• WHAT IS BEING ASKED
Write out the records that appear below, verbatim and complete, but without pictures.

• DATA LISTING

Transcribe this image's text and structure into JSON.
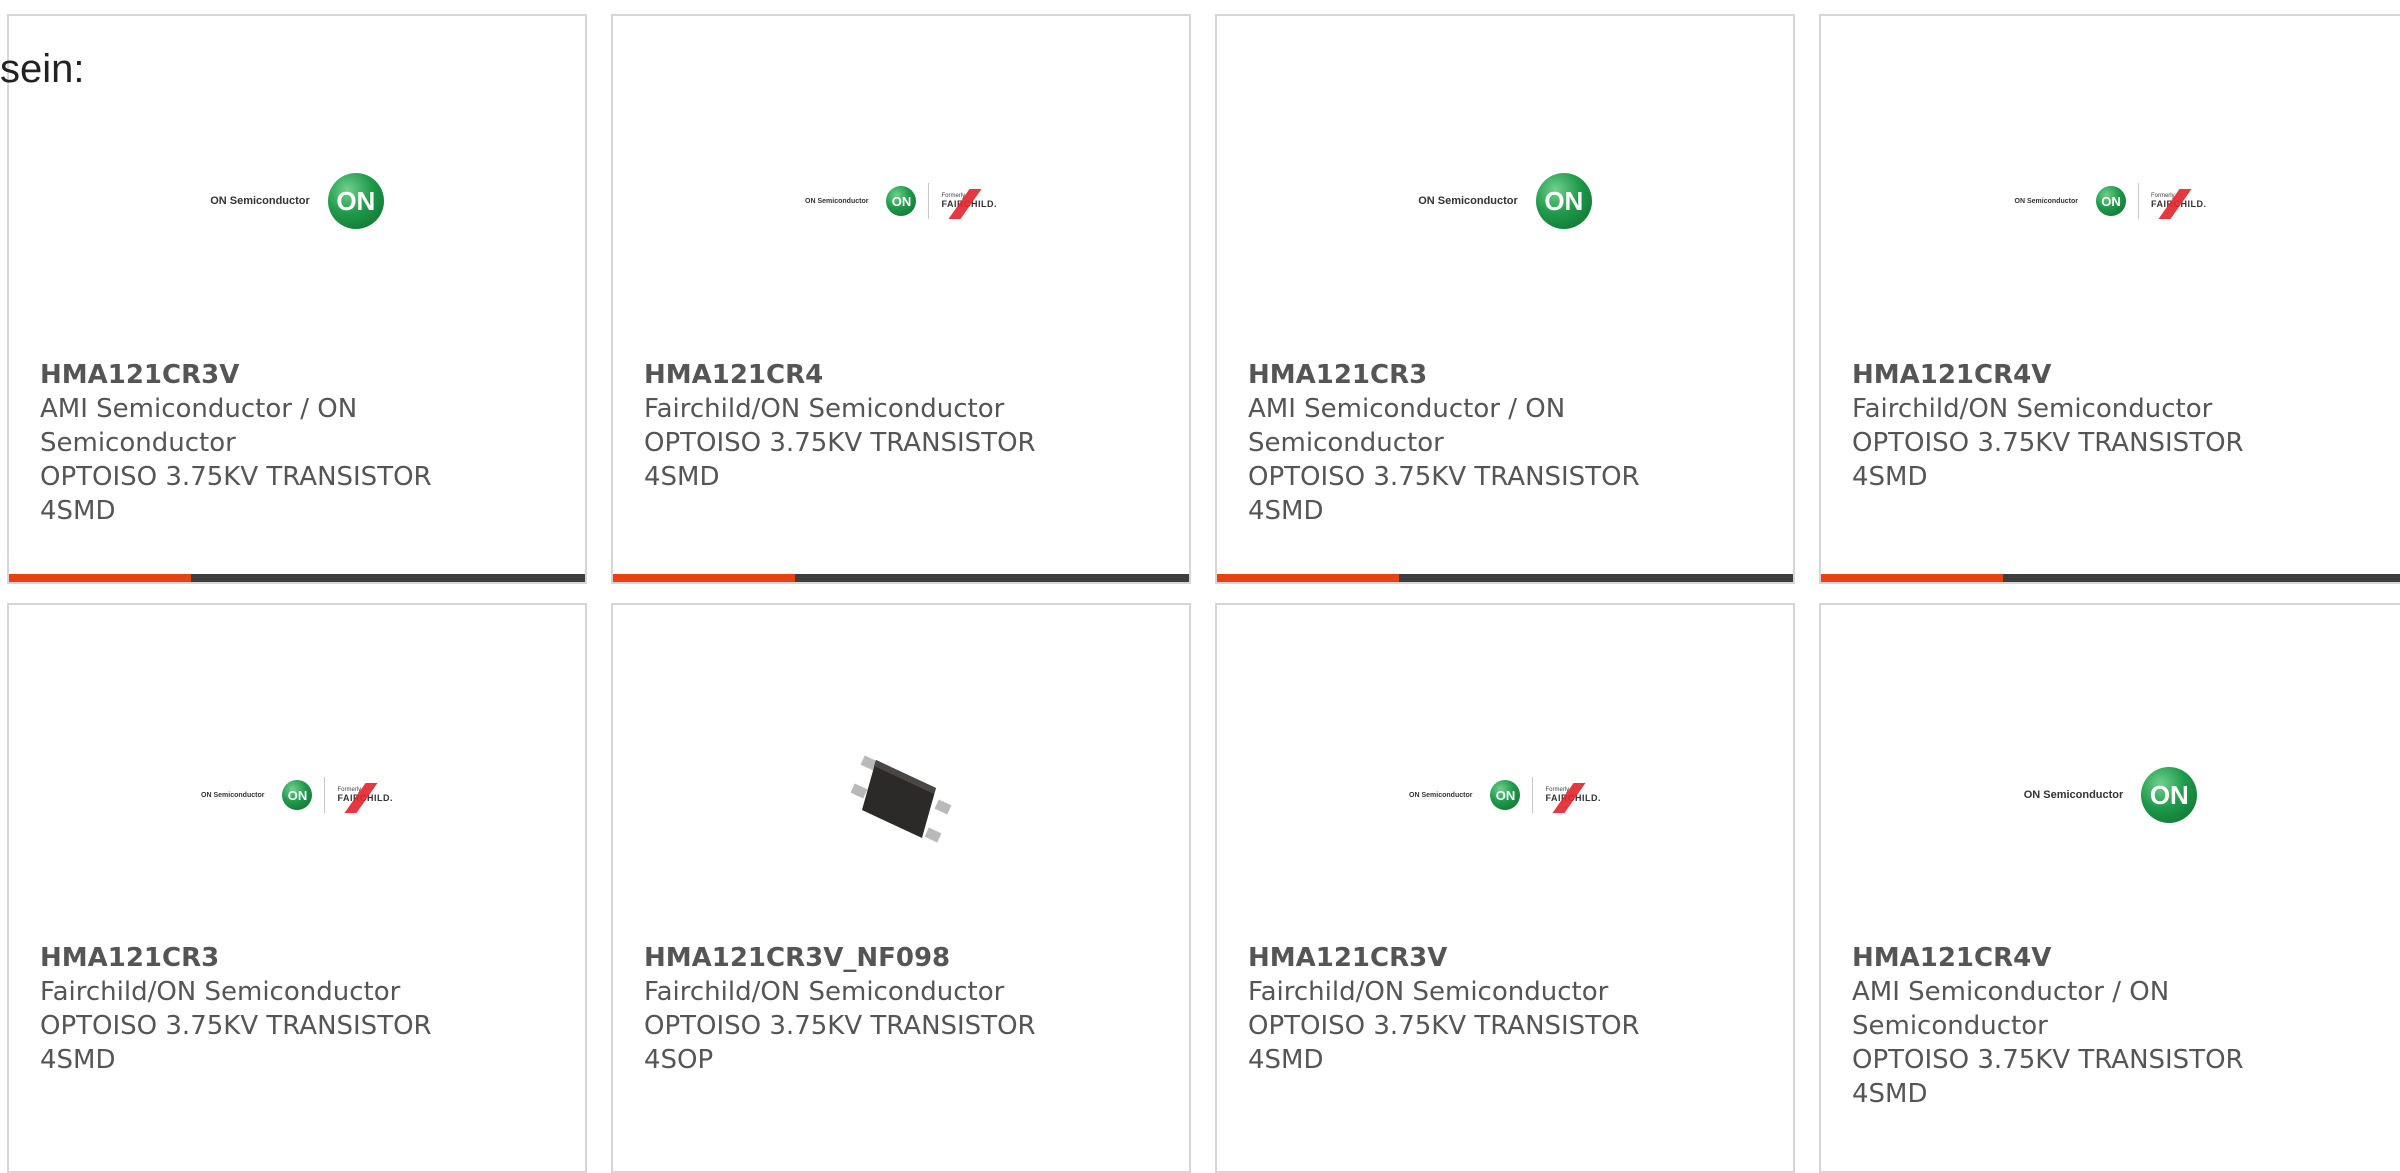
{
  "intro_text": "sein:",
  "colors": {
    "accent_red": "#e64312",
    "bar_dark": "#3e3e3e",
    "on_green": "#1f9a4a",
    "fairchild_red": "#e2222a",
    "card_border": "#d6d6d6",
    "text": "#555555"
  },
  "products": [
    {
      "name": "HMA121CR3V",
      "manufacturer": "AMI Semiconductor / ON Semiconductor",
      "description": "OPTOISO 3.75KV TRANSISTOR 4SMD",
      "image": "on-semiconductor-logo",
      "logo_text": "ON Semiconductor",
      "logo_mark": "ON"
    },
    {
      "name": "HMA121CR4",
      "manufacturer": "Fairchild/ON Semiconductor",
      "description": "OPTOISO 3.75KV TRANSISTOR 4SMD",
      "image": "on-fairchild-logo",
      "logo_text": "ON Semiconductor",
      "logo_mark": "ON",
      "formerly": "Formerly",
      "fairchild": "FAIRCHILD."
    },
    {
      "name": "HMA121CR3",
      "manufacturer": "AMI Semiconductor / ON Semiconductor",
      "description": "OPTOISO 3.75KV TRANSISTOR 4SMD",
      "image": "on-semiconductor-logo",
      "logo_text": "ON Semiconductor",
      "logo_mark": "ON"
    },
    {
      "name": "HMA121CR4V",
      "manufacturer": "Fairchild/ON Semiconductor",
      "description": "OPTOISO 3.75KV TRANSISTOR 4SMD",
      "image": "on-fairchild-logo",
      "logo_text": "ON Semiconductor",
      "logo_mark": "ON",
      "formerly": "Formerly",
      "fairchild": "FAIRCHILD."
    },
    {
      "name": "HMA121CR3",
      "manufacturer": "Fairchild/ON Semiconductor",
      "description": "OPTOISO 3.75KV TRANSISTOR 4SMD",
      "image": "on-fairchild-logo",
      "logo_text": "ON Semiconductor",
      "logo_mark": "ON",
      "formerly": "Formerly",
      "fairchild": "FAIRCHILD."
    },
    {
      "name": "HMA121CR3V_NF098",
      "manufacturer": "Fairchild/ON Semiconductor",
      "description": "OPTOISO 3.75KV TRANSISTOR 4SOP",
      "image": "4sop-chip-photo"
    },
    {
      "name": "HMA121CR3V",
      "manufacturer": "Fairchild/ON Semiconductor",
      "description": "OPTOISO 3.75KV TRANSISTOR 4SMD",
      "image": "on-fairchild-logo",
      "logo_text": "ON Semiconductor",
      "logo_mark": "ON",
      "formerly": "Formerly",
      "fairchild": "FAIRCHILD."
    },
    {
      "name": "HMA121CR4V",
      "manufacturer": "AMI Semiconductor / ON Semiconductor",
      "description": "OPTOISO 3.75KV TRANSISTOR 4SMD",
      "image": "on-semiconductor-logo",
      "logo_text": "ON Semiconductor",
      "logo_mark": "ON"
    }
  ]
}
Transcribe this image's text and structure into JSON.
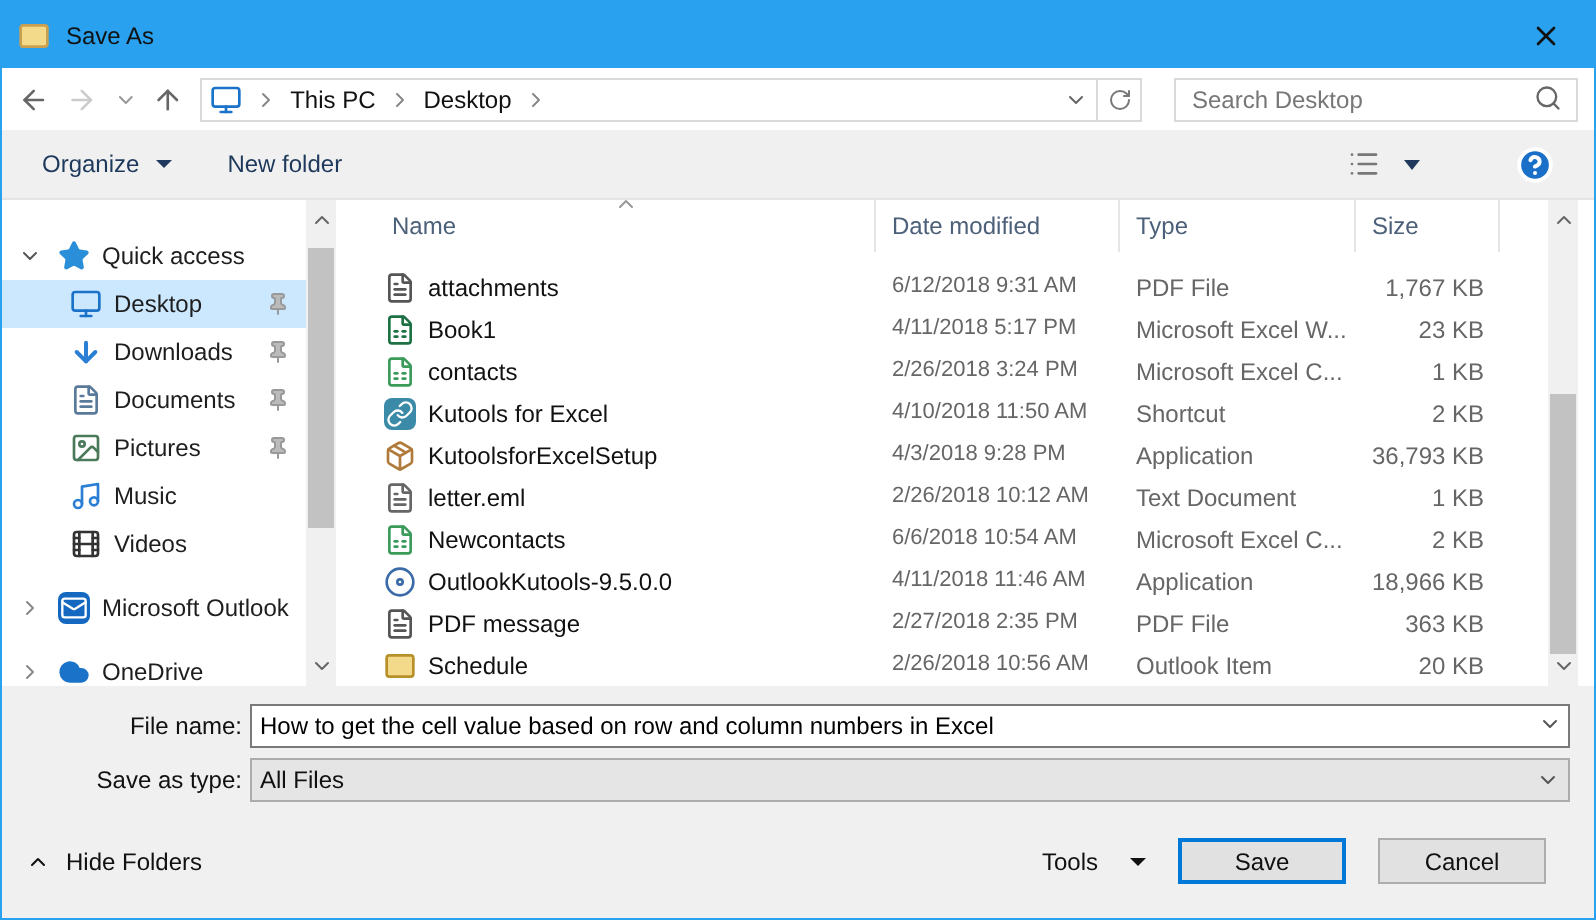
{
  "window": {
    "title": "Save As"
  },
  "breadcrumb": [
    "This PC",
    "Desktop"
  ],
  "search": {
    "placeholder": "Search Desktop"
  },
  "toolbar": {
    "organize": "Organize",
    "new_folder": "New folder"
  },
  "sidebar": {
    "items": [
      {
        "label": "Quick access",
        "kind": "star",
        "expanded": true,
        "children": [
          {
            "label": "Desktop",
            "kind": "desktop",
            "selected": true,
            "pinned": true
          },
          {
            "label": "Downloads",
            "kind": "download",
            "selected": false,
            "pinned": true
          },
          {
            "label": "Documents",
            "kind": "documents",
            "selected": false,
            "pinned": true
          },
          {
            "label": "Pictures",
            "kind": "pictures",
            "selected": false,
            "pinned": true
          },
          {
            "label": "Music",
            "kind": "music",
            "selected": false,
            "pinned": false
          },
          {
            "label": "Videos",
            "kind": "videos",
            "selected": false,
            "pinned": false
          }
        ]
      },
      {
        "label": "Microsoft Outlook",
        "kind": "outlook",
        "expanded": false
      },
      {
        "label": "OneDrive",
        "kind": "cloud",
        "expanded": false
      }
    ]
  },
  "table": {
    "columns": [
      {
        "label": "Name",
        "sorted": true
      },
      {
        "label": "Date modified",
        "sorted": false
      },
      {
        "label": "Type",
        "sorted": false
      },
      {
        "label": "Size",
        "sorted": false
      }
    ],
    "rows": [
      {
        "kind": "pdf",
        "name": "attachments",
        "date": "6/12/2018 9:31 AM",
        "type": "PDF File",
        "size": "1,767 KB"
      },
      {
        "kind": "excel",
        "name": "Book1",
        "date": "4/11/2018 5:17 PM",
        "type": "Microsoft Excel W...",
        "size": "23 KB"
      },
      {
        "kind": "csv",
        "name": "contacts",
        "date": "2/26/2018 3:24 PM",
        "type": "Microsoft Excel C...",
        "size": "1 KB"
      },
      {
        "kind": "shortcut",
        "name": "Kutools for Excel",
        "date": "4/10/2018 11:50 AM",
        "type": "Shortcut",
        "size": "2 KB"
      },
      {
        "kind": "package",
        "name": "KutoolsforExcelSetup",
        "date": "4/3/2018 9:28 PM",
        "type": "Application",
        "size": "36,793 KB"
      },
      {
        "kind": "text",
        "name": "letter.eml",
        "date": "2/26/2018 10:12 AM",
        "type": "Text Document",
        "size": "1 KB"
      },
      {
        "kind": "csv",
        "name": "Newcontacts",
        "date": "6/6/2018 10:54 AM",
        "type": "Microsoft Excel C...",
        "size": "2 KB"
      },
      {
        "kind": "installer",
        "name": "OutlookKutools-9.5.0.0",
        "date": "4/11/2018 11:46 AM",
        "type": "Application",
        "size": "18,966 KB"
      },
      {
        "kind": "pdf",
        "name": "PDF message",
        "date": "2/27/2018 2:35 PM",
        "type": "PDF File",
        "size": "363 KB"
      },
      {
        "kind": "mail",
        "name": "Schedule",
        "date": "2/26/2018 10:56 AM",
        "type": "Outlook Item",
        "size": "20 KB"
      }
    ]
  },
  "file_name": {
    "label": "File name:",
    "value": "How to get the cell value based on row and column numbers in Excel"
  },
  "save_type": {
    "label": "Save as type:",
    "value": "All Files"
  },
  "footer": {
    "hide_folders": "Hide Folders",
    "tools": "Tools",
    "save": "Save",
    "cancel": "Cancel"
  }
}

• ANSWER TO THIS EXERCISE
Transcribe this image's text and structure into JSON.
{
  "intro_text": "sein:",
  "colors": {
    "accent_red": "#e64312",
    "bar_dark": "#3e3e3e",
    "on_green": "#1f9a4a",
    "fairchild_red": "#e2222a",
    "card_border": "#d6d6d6",
    "text": "#555555"
  },
  "products": [
    {
      "name": "HMA121CR3V",
      "manufacturer": "AMI Semiconductor / ON Semiconductor",
      "description": "OPTOISO 3.75KV TRANSISTOR 4SMD",
      "image": "on-semiconductor-logo",
      "logo_text": "ON Semiconductor",
      "logo_mark": "ON"
    },
    {
      "name": "HMA121CR4",
      "manufacturer": "Fairchild/ON Semiconductor",
      "description": "OPTOISO 3.75KV TRANSISTOR 4SMD",
      "image": "on-fairchild-logo",
      "logo_text": "ON Semiconductor",
      "logo_mark": "ON",
      "formerly": "Formerly",
      "fairchild": "FAIRCHILD."
    },
    {
      "name": "HMA121CR3",
      "manufacturer": "AMI Semiconductor / ON Semiconductor",
      "description": "OPTOISO 3.75KV TRANSISTOR 4SMD",
      "image": "on-semiconductor-logo",
      "logo_text": "ON Semiconductor",
      "logo_mark": "ON"
    },
    {
      "name": "HMA121CR4V",
      "manufacturer": "Fairchild/ON Semiconductor",
      "description": "OPTOISO 3.75KV TRANSISTOR 4SMD",
      "image": "on-fairchild-logo",
      "logo_text": "ON Semiconductor",
      "logo_mark": "ON",
      "formerly": "Formerly",
      "fairchild": "FAIRCHILD."
    },
    {
      "name": "HMA121CR3",
      "manufacturer": "Fairchild/ON Semiconductor",
      "description": "OPTOISO 3.75KV TRANSISTOR 4SMD",
      "image": "on-fairchild-logo",
      "logo_text": "ON Semiconductor",
      "logo_mark": "ON",
      "formerly": "Formerly",
      "fairchild": "FAIRCHILD."
    },
    {
      "name": "HMA121CR3V_NF098",
      "manufacturer": "Fairchild/ON Semiconductor",
      "description": "OPTOISO 3.75KV TRANSISTOR 4SOP",
      "image": "4sop-chip-photo"
    },
    {
      "name": "HMA121CR3V",
      "manufacturer": "Fairchild/ON Semiconductor",
      "description": "OPTOISO 3.75KV TRANSISTOR 4SMD",
      "image": "on-fairchild-logo",
      "logo_text": "ON Semiconductor",
      "logo_mark": "ON",
      "formerly": "Formerly",
      "fairchild": "FAIRCHILD."
    },
    {
      "name": "HMA121CR4V",
      "manufacturer": "AMI Semiconductor / ON Semiconductor",
      "description": "OPTOISO 3.75KV TRANSISTOR 4SMD",
      "image": "on-semiconductor-logo",
      "logo_text": "ON Semiconductor",
      "logo_mark": "ON"
    }
  ]
}
Transcribe this image's text and structure into JSON.
{
  "window": {
    "title": "Save As"
  },
  "breadcrumb": [
    "This PC",
    "Desktop"
  ],
  "search": {
    "placeholder": "Search Desktop"
  },
  "toolbar": {
    "organize": "Organize",
    "new_folder": "New folder"
  },
  "sidebar": {
    "items": [
      {
        "label": "Quick access",
        "kind": "star",
        "expanded": true,
        "children": [
          {
            "label": "Desktop",
            "kind": "desktop",
            "selected": true,
            "pinned": true
          },
          {
            "label": "Downloads",
            "kind": "download",
            "selected": false,
            "pinned": true
          },
          {
            "label": "Documents",
            "kind": "documents",
            "selected": false,
            "pinned": true
          },
          {
            "label": "Pictures",
            "kind": "pictures",
            "selected": false,
            "pinned": true
          },
          {
            "label": "Music",
            "kind": "music",
            "selected": false,
            "pinned": false
          },
          {
            "label": "Videos",
            "kind": "videos",
            "selected": false,
            "pinned": false
          }
        ]
      },
      {
        "label": "Microsoft Outlook",
        "kind": "outlook",
        "expanded": false
      },
      {
        "label": "OneDrive",
        "kind": "cloud",
        "expanded": false
      }
    ]
  },
  "table": {
    "columns": [
      {
        "label": "Name",
        "sorted": true
      },
      {
        "label": "Date modified",
        "sorted": false
      },
      {
        "label": "Type",
        "sorted": false
      },
      {
        "label": "Size",
        "sorted": false
      }
    ],
    "rows": [
      {
        "kind": "pdf",
        "name": "attachments",
        "date": "6/12/2018 9:31 AM",
        "type": "PDF File",
        "size": "1,767 KB"
      },
      {
        "kind": "excel",
        "name": "Book1",
        "date": "4/11/2018 5:17 PM",
        "type": "Microsoft Excel W...",
        "size": "23 KB"
      },
      {
        "kind": "csv",
        "name": "contacts",
        "date": "2/26/2018 3:24 PM",
        "type": "Microsoft Excel C...",
        "size": "1 KB"
      },
      {
        "kind": "shortcut",
        "name": "Kutools for Excel",
        "date": "4/10/2018 11:50 AM",
        "type": "Shortcut",
        "size": "2 KB"
      },
      {
        "kind": "package",
        "name": "KutoolsforExcelSetup",
        "date": "4/3/2018 9:28 PM",
        "type": "Application",
        "size": "36,793 KB"
      },
      {
        "kind": "text",
        "name": "letter.eml",
        "date": "2/26/2018 10:12 AM",
        "type": "Text Document",
        "size": "1 KB"
      },
      {
        "kind": "csv",
        "name": "Newcontacts",
        "date": "6/6/2018 10:54 AM",
        "type": "Microsoft Excel C...",
        "size": "2 KB"
      },
      {
        "kind": "installer",
        "name": "OutlookKutools-9.5.0.0",
        "date": "4/11/2018 11:46 AM",
        "type": "Application",
        "size": "18,966 KB"
      },
      {
        "kind": "pdf",
        "name": "PDF message",
        "date": "2/27/2018 2:35 PM",
        "type": "PDF File",
        "size": "363 KB"
      },
      {
        "kind": "mail",
        "name": "Schedule",
        "date": "2/26/2018 10:56 AM",
        "type": "Outlook Item",
        "size": "20 KB"
      }
    ]
  },
  "file_name": {
    "label": "File name:",
    "value": "How to get the cell value based on row and column numbers in Excel"
  },
  "save_type": {
    "label": "Save as type:",
    "value": "All Files"
  },
  "footer": {
    "hide_folders": "Hide Folders",
    "tools": "Tools",
    "save": "Save",
    "cancel": "Cancel"
  }
}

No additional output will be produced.